 The experts says to watch it and feed it after it has risen and collapsed, but can you wait more than 24 hours? My kitchen is quite cool, 68 degrees during the day and cooler at night. Should I leave it longer than 24 hours or just pitch it start again? This is about my 5th try at firm starters with no success! I had the Silverton for a long time but it is quite wasteful.

 Any help appreciated.

Maverick's picture
Maverick

I would try putting the starter on top of the refrigerator or in the oven (turn the light on if you have an electric) to get it warmer at night.


What does it smell like? If it were 'dead', then it should smell off. Keep refreshing it otherwise. Things don't always go as fast as stated.


If you want, you could try waiting longer than the 24 hour period to see if there is a rise. A firm starter should have enough food that it won't hurt anything.


I decided to try this procedure out for my new sourdough culture. I started it on Monday evening (it is Saturday morning now). My past sourdoughs all took a while to get strong enough to use reliably.

koolmom's picture
koolmom

 I have been using the recipe at the top of this thread.  I have done this step


The starter should have risen quickly.  It is now time to convert it into a stiff starter.  In a small bowl, dissolve a scant 2 tablespoons (30 grams/1.1 ounces) starter (discard the rest) in 2 tablespoons (30 grams/1.1 ounces) water, then add 1/3 cup (50 grams/1.8 ounces) bread flour and knead this soft dough.  Place it in a clean jar or lidded container, seal it, and let it ferment.


three times already.  My starter does not seem to want to double, let alone triple.   The temp in my kitchen is in the mid 70s (F) so cold does not seem to be the trouble.


Any suggestions??


koolmom



bowow0708's picture
bowow0708

hey im a bit bias but i have a preferance to whole wheat starters there is nothing wrong with rye, actually i would prefer a rye starter but so expensive in my area around 5-6$ a kilogram (well 225 pesos in my currency) will this starter work like that? i have made a whole wheat batter starter before but got the orange and mold. My second one was bad! it was somehow turned into a vinegar mother flour culture.and my third one a stiff starter somehow got moldy and just threw it out today(better safe than sorry) it was never refrigerated it was left on the counter because i bake every 3 days with a tiny loaf for my tiny toaster oven a (300 gram flour loaf, 200g water, starter, salt) i am wondering can i use this to make a new starter i need a strong starter because my last starter came to life ne next day when i made it.

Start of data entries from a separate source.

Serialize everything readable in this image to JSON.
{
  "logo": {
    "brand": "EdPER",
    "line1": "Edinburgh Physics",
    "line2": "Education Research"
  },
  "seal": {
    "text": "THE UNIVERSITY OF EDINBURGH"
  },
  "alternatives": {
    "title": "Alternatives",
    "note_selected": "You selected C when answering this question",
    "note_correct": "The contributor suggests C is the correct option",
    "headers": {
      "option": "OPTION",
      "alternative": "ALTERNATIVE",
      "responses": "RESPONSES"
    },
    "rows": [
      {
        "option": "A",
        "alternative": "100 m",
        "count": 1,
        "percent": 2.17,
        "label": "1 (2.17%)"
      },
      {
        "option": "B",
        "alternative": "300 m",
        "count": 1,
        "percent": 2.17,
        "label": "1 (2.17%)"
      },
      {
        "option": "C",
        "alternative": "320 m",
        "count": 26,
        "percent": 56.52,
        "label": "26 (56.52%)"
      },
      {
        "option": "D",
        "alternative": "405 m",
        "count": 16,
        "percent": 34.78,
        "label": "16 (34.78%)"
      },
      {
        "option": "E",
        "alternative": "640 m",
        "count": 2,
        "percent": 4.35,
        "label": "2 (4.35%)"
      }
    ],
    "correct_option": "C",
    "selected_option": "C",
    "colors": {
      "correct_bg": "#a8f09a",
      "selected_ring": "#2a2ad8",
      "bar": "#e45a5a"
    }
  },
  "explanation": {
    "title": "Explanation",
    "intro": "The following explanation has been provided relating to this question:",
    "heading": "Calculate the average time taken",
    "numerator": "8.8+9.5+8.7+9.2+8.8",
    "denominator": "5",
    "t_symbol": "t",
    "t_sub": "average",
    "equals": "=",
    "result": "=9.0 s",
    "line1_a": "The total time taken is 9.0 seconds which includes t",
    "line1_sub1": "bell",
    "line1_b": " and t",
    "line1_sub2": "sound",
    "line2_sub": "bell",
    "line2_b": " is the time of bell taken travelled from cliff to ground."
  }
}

Bluebellgirl's picture
Bluebellgirl

I'm completely new to bread making but I only like eating French Boule, so I thought I would try this one first.  I've been looking at Mountaindog's boule recipe and he says he uses a rye starter...at this point I am not sure how far to follow the recipe for a starter without making a sourdough bread...am I talking nonsense...can someone advise me please?

deva's picture
deva

Hi forum,  

my 4x refreshed starter looks like the size of the third photo from Zolablue. It's doubleI, but not tripled. Do I just wait longer, refresh again, or start over? 

Thanks

RobynNZ's picture
RobynNZ

Hello Deva

You'll find the answer to your query in another contribution  Zolablue made to this very thread, reporting back on her direct contact with Maggie Glezer:

http://www.thefreshloaf.com/node/2390/firm-starter-glezer-recipe#comment-15951

While you wait patiently for your starter to get established, perhaps you can enjoy reading right through this long thread. The archives here on TFL hold such a wealth of useful information. When it comes to starters there are certainly lots of different opinions, it can be a bit confusing when you are new to this, but you'll soon learn what works best for both you and and your starter.

 

 

deva's picture
deva

Robyn,

Thanks for the link.  I've been waiting for collapse and it seems to me its happening, but maybe I'll wait a little longer.  My currnent starter is tripled in 36hours.  I've never seen a quadruple before feeding it.  I'll try waiting....again.  Patience is a learned virtue for me.